*Work order:*
From the listing below, return every line with the string "desc" in it.
Records supplied Start Marker
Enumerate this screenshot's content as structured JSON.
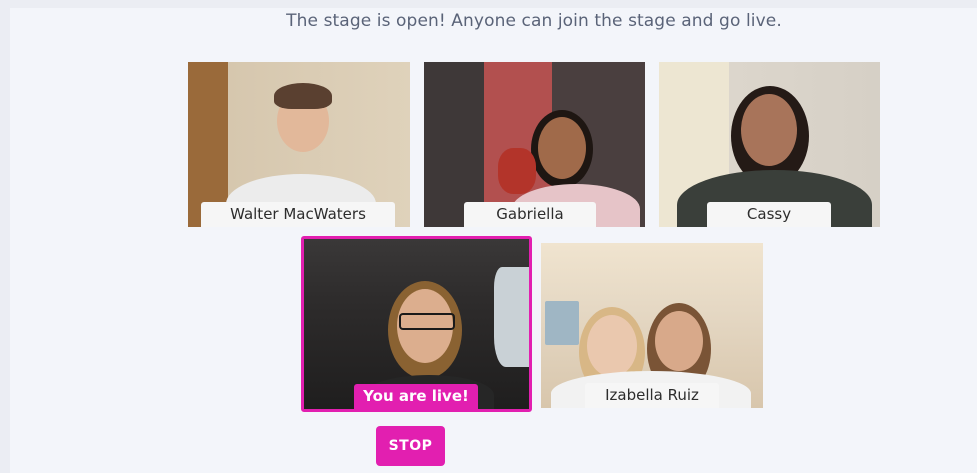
{
  "stage": {
    "banner": "The stage is open! Anyone can join the stage and go live."
  },
  "participants": [
    {
      "name": "Walter MacWaters"
    },
    {
      "name": "Gabriella"
    },
    {
      "name": "Cassy"
    },
    {
      "name": "You are live!",
      "is_self": true
    },
    {
      "name": "Izabella Ruiz"
    }
  ],
  "controls": {
    "stop_label": "STOP"
  },
  "colors": {
    "accent": "#e21fb0",
    "background": "#f3f5fa",
    "banner_text": "#5a6378"
  }
}
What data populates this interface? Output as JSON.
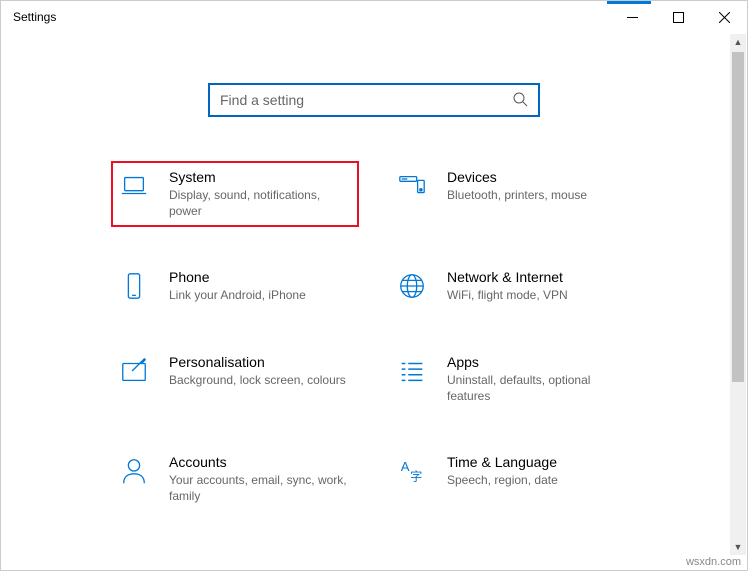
{
  "window": {
    "title": "Settings"
  },
  "search": {
    "placeholder": "Find a setting"
  },
  "categories": [
    {
      "key": "system",
      "title": "System",
      "desc": "Display, sound, notifications, power",
      "highlighted": true,
      "icon": "laptop-icon"
    },
    {
      "key": "devices",
      "title": "Devices",
      "desc": "Bluetooth, printers, mouse",
      "highlighted": false,
      "icon": "devices-icon"
    },
    {
      "key": "phone",
      "title": "Phone",
      "desc": "Link your Android, iPhone",
      "highlighted": false,
      "icon": "phone-icon"
    },
    {
      "key": "network",
      "title": "Network & Internet",
      "desc": "WiFi, flight mode, VPN",
      "highlighted": false,
      "icon": "globe-icon"
    },
    {
      "key": "personalisation",
      "title": "Personalisation",
      "desc": "Background, lock screen, colours",
      "highlighted": false,
      "icon": "paint-icon"
    },
    {
      "key": "apps",
      "title": "Apps",
      "desc": "Uninstall, defaults, optional features",
      "highlighted": false,
      "icon": "apps-icon"
    },
    {
      "key": "accounts",
      "title": "Accounts",
      "desc": "Your accounts, email, sync, work, family",
      "highlighted": false,
      "icon": "person-icon"
    },
    {
      "key": "time",
      "title": "Time & Language",
      "desc": "Speech, region, date",
      "highlighted": false,
      "icon": "language-icon"
    }
  ],
  "watermark": "wsxdn.com"
}
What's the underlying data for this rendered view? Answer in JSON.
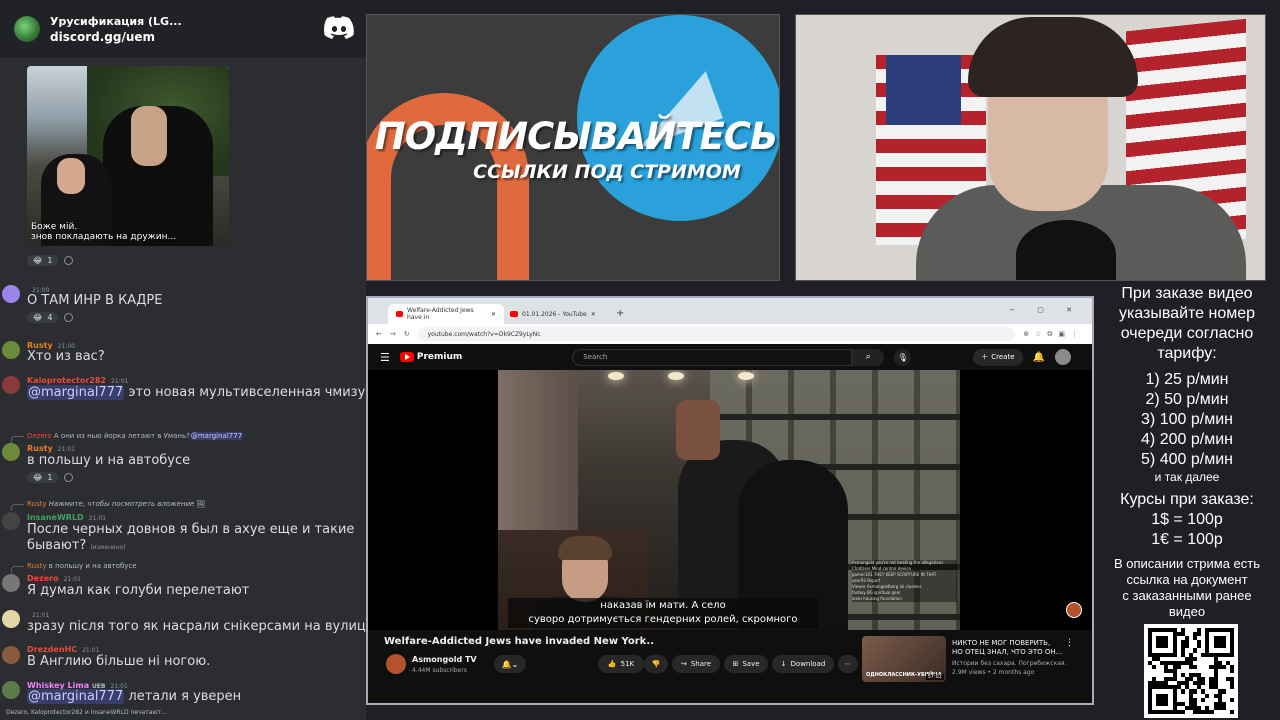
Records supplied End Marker
*Reply:*
      "desc": "Display, sound, notifications, power",
      "desc": "Bluetooth, printers, mouse",
      "desc": "Link your Android, iPhone",
      "desc": "WiFi, flight mode, VPN",
      "desc": "Background, lock screen, colours",
      "desc": "Uninstall, defaults, optional features",
      "desc": "Your accounts, email, sync, work, family",
      "desc": "Speech, region, date",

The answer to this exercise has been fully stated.